When Your Hobby Becomes More Than Just A Hobby

For the last three years, every November, I have walked into National Novel Writing Month with a blank document, an idea, and about a metric ton of please-let-this-year-be-THE-year.

If you’ve never heard of NaNoWriMo before, the concept is simple: writing 50,000 words within the month of November. That’s 1,667 words every day for thirty days. It sounds easy enough, but the execution is another animal entirely.

The first year that I joined in on the frenzy I had never actually tried to write a novel before and, frankly, I’ve seen toddlers more steady on their feet than my plot lines. I only managed to get to 10,000 words before I got completely stuck. While I definitely a little disappointed, I can’t say I was exactly surprised. The year after that, I spent most of October plotting out my idea, developing my characters and focusing on the message that I wanted to convey. I was excited about it, and I felt good about the things I was coming up with.

So, naturally, four days into November, I decided to switch to a completely different project.

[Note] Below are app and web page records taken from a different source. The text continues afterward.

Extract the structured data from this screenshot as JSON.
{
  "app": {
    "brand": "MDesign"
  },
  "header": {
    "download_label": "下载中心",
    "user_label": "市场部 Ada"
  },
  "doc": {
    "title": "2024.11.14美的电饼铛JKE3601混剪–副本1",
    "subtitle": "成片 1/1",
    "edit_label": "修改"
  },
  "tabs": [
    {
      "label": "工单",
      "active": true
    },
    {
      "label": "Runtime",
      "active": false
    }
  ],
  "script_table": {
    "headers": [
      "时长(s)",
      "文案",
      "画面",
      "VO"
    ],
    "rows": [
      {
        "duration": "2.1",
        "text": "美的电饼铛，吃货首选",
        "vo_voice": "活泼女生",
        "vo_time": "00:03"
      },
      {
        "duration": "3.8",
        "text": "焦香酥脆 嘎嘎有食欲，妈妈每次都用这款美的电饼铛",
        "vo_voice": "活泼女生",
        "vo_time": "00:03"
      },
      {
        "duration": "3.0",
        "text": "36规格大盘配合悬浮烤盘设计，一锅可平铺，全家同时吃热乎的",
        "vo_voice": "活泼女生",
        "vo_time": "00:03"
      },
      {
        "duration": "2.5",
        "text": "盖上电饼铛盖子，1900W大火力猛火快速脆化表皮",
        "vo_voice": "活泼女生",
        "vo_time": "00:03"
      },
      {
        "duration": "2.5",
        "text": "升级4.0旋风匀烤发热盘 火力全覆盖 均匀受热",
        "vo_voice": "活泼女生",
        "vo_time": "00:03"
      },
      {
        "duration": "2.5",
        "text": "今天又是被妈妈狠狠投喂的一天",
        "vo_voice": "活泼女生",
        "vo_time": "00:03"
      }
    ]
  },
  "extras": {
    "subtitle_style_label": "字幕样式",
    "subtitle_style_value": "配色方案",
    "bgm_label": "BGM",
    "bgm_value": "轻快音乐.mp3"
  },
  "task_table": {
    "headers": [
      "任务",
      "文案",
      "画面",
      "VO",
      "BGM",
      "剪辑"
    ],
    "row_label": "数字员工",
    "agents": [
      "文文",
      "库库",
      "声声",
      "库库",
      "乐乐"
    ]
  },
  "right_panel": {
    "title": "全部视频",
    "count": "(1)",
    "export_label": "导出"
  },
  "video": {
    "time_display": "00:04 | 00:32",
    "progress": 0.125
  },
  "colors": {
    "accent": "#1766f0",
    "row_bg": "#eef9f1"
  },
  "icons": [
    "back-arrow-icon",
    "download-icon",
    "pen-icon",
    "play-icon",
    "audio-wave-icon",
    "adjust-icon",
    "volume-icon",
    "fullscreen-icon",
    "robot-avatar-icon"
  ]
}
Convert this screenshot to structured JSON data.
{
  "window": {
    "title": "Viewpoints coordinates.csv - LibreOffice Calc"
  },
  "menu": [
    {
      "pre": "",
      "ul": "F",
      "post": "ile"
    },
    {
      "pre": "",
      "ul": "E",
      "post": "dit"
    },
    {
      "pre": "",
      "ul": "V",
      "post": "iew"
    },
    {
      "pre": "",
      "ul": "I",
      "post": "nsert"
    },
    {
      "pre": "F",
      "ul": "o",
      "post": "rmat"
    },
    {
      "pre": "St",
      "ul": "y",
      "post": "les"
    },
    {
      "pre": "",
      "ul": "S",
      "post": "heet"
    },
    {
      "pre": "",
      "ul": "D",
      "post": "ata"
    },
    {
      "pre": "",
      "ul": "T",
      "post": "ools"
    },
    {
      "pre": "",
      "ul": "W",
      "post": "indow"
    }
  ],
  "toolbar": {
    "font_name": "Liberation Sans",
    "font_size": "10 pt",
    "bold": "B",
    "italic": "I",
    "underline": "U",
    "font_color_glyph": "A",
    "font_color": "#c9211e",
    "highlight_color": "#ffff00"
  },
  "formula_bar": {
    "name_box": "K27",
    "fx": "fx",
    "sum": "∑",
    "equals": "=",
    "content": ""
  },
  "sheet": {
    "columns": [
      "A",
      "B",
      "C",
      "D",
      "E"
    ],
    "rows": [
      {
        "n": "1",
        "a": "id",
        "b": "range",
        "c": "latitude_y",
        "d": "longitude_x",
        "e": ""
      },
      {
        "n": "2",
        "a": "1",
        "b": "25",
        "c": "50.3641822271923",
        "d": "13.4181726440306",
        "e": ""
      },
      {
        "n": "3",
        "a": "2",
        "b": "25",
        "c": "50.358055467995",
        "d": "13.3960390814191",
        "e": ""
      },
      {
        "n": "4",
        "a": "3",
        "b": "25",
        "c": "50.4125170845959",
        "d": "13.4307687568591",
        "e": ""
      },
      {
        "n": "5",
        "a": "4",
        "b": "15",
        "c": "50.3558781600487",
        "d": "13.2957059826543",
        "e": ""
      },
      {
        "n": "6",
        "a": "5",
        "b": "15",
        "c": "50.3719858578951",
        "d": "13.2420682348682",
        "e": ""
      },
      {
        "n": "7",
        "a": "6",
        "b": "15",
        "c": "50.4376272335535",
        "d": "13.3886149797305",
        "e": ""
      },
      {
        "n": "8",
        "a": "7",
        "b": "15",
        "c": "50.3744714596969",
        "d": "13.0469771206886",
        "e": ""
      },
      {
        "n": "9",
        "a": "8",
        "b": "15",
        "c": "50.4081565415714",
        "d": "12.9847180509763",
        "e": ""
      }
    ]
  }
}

I know what you’re thinking. I know. It was just one of those ideas that hit me like a ton of bricks, and I couldn’t drop it, so I ran with it. I had done virtually no plotting or character development, but that idea still carried me to about 30,000 words. Definitely closer by a long shot, but I still didn’t make it to that finish line and damn, did I want to feel that ribbon snap across my chest.

When this past November rolled around, and it came time for NaNoWriMo to start up again, I’d already been talking to my writing partner about it for months. I had an idea I felt wildly passionate about, characters that I really cared for, and two years of routine story-building under my belt. I was ready. My game face was on. And this year, I did something that I had never been able to do before: I put writing above everything else. I turned down plans with friends, I didn’t go anywhere unless I could bring my laptop, I ignored phone calls—unless I was at work, writing this novel was it.

And I got to 50,000 words.

I was dragging myself along by my nails there at the end, but I did it. I don’t think I would have if I hadn’t had enough confidence in what I was doing to actually make it my top priority. I just couldn’t have done it. This was the first time in my entire life that I said, “Right now, my art is the most important thing.” It was so empowering to me as a creator, so I want to issue you guys another challenge. Right now, think about the thing you are the most passionate about—be it music or reading or drawing—decide on a length of time, and completely dedicate yourself to that thing for the duration of it. It could be an entire month, or a week, or even just a few days. Just make sure that every decision you make during that time will benefit the thing you’ve chosen, and see what you learn about yourself.